| ASSIGNMENT |
Every line of the entries that holds the word "this" is to be copied.

| GIVEN DATA |
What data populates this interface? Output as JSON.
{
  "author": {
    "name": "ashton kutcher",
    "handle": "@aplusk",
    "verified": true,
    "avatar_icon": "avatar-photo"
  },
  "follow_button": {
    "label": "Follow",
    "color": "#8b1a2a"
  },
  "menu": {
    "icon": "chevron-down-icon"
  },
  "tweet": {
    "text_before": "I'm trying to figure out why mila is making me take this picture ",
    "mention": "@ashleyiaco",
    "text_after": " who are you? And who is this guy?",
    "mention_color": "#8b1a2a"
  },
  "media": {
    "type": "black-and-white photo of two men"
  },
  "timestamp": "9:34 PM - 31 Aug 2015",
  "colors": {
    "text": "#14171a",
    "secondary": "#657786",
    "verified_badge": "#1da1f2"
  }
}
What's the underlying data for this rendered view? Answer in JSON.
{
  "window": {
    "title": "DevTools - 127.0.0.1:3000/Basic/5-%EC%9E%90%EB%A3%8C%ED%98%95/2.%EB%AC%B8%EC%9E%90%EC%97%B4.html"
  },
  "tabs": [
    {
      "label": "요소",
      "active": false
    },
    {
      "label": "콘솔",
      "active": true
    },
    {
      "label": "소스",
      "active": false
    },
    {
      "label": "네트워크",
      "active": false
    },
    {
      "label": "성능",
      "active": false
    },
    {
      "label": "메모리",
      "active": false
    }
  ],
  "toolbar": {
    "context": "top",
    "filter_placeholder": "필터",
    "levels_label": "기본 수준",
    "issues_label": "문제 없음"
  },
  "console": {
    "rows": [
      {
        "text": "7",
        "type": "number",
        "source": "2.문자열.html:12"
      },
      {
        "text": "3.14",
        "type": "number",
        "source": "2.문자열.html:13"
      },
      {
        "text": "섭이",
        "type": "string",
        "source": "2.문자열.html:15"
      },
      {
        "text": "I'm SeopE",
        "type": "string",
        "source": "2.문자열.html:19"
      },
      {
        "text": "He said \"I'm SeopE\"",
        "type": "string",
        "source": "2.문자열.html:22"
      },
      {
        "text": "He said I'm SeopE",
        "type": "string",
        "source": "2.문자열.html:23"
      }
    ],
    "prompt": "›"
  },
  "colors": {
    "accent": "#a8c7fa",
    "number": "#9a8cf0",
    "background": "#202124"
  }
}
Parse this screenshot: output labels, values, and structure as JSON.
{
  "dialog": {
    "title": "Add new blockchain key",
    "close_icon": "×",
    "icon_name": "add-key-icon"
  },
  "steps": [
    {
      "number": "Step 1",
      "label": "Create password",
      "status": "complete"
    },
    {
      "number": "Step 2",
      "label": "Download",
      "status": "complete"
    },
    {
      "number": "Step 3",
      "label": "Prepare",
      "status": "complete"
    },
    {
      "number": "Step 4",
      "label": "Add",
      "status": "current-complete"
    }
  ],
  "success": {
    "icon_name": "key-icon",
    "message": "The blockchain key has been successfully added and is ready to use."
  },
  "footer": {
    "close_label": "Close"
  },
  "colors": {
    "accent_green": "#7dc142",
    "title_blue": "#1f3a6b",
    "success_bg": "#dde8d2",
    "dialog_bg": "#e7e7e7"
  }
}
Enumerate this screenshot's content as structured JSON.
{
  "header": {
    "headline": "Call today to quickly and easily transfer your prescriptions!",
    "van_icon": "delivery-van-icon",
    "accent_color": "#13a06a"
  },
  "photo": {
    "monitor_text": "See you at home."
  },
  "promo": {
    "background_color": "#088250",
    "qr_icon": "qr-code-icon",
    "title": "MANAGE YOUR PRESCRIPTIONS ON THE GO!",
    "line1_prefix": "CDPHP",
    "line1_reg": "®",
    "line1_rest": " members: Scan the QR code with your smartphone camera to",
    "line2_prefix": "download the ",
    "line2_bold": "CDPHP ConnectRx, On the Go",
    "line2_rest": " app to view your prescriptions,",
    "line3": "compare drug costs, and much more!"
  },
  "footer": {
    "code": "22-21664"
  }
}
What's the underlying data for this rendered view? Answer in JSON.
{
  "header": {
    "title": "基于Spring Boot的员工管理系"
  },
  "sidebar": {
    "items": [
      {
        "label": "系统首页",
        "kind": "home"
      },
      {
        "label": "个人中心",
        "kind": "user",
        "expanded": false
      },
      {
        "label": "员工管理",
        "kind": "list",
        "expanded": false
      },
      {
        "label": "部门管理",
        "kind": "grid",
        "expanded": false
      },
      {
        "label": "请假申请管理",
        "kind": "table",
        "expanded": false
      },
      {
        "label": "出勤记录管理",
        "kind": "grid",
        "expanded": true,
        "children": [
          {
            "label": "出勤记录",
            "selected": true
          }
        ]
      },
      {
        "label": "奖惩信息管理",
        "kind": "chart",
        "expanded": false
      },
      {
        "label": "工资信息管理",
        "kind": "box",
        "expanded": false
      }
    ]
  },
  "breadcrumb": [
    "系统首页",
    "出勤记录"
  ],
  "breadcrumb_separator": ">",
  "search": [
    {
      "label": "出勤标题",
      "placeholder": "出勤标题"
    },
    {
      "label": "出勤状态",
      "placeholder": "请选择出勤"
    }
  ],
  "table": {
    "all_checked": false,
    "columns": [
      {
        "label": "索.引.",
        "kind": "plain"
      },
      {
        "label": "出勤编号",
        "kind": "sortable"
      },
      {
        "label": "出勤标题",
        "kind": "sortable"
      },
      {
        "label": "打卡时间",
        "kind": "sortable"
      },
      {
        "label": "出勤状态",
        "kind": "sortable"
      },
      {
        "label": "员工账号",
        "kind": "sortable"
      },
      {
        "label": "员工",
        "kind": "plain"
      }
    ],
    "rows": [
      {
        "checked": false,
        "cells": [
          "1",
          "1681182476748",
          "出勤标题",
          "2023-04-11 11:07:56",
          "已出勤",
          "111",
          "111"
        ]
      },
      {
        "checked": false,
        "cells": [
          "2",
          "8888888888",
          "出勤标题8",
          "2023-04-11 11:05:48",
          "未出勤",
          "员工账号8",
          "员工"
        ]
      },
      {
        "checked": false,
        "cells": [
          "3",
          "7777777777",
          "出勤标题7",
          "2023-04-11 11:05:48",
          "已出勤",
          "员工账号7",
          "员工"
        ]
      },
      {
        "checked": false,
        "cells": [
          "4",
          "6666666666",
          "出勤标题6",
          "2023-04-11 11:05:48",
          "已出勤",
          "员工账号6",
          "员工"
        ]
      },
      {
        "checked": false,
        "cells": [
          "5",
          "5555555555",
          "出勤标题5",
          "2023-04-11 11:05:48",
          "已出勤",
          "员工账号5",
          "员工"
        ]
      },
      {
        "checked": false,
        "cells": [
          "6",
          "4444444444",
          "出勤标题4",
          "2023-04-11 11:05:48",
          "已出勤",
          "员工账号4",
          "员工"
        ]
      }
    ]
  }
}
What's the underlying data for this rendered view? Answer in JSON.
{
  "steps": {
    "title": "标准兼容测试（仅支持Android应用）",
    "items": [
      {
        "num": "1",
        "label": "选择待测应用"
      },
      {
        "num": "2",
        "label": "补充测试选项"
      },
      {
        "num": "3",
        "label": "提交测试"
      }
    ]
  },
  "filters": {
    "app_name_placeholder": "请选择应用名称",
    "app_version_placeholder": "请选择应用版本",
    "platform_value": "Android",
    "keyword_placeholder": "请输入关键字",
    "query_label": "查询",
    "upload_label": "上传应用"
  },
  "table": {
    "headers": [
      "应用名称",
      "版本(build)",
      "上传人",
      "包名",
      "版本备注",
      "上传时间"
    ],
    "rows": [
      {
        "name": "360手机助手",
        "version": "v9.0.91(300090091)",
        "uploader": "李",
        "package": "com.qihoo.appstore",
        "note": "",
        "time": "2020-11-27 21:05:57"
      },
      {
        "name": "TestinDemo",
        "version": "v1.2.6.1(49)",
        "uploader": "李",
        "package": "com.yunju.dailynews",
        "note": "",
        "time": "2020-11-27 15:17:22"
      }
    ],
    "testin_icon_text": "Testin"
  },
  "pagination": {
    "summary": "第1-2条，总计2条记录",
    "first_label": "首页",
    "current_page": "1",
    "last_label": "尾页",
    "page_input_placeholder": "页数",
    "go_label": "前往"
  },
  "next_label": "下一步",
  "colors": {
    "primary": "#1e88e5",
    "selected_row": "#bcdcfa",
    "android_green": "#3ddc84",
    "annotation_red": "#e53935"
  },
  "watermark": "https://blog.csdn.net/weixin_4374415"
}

| ANSWER SECTION |
What data populates this interface? Output as JSON.
    "text_before": "I'm trying to figure out why mila is making me take this picture ",
    "text_after": " who are you? And who is this guy?",
What's the underlying data for this rendered view? Answer in JSON.
Parse this screenshot: output labels, values, and structure as JSON.
Enumerate this screenshot's content as structured JSON.
What's the underlying data for this rendered view? Answer in JSON.
What's the underlying data for this rendered view? Answer in JSON.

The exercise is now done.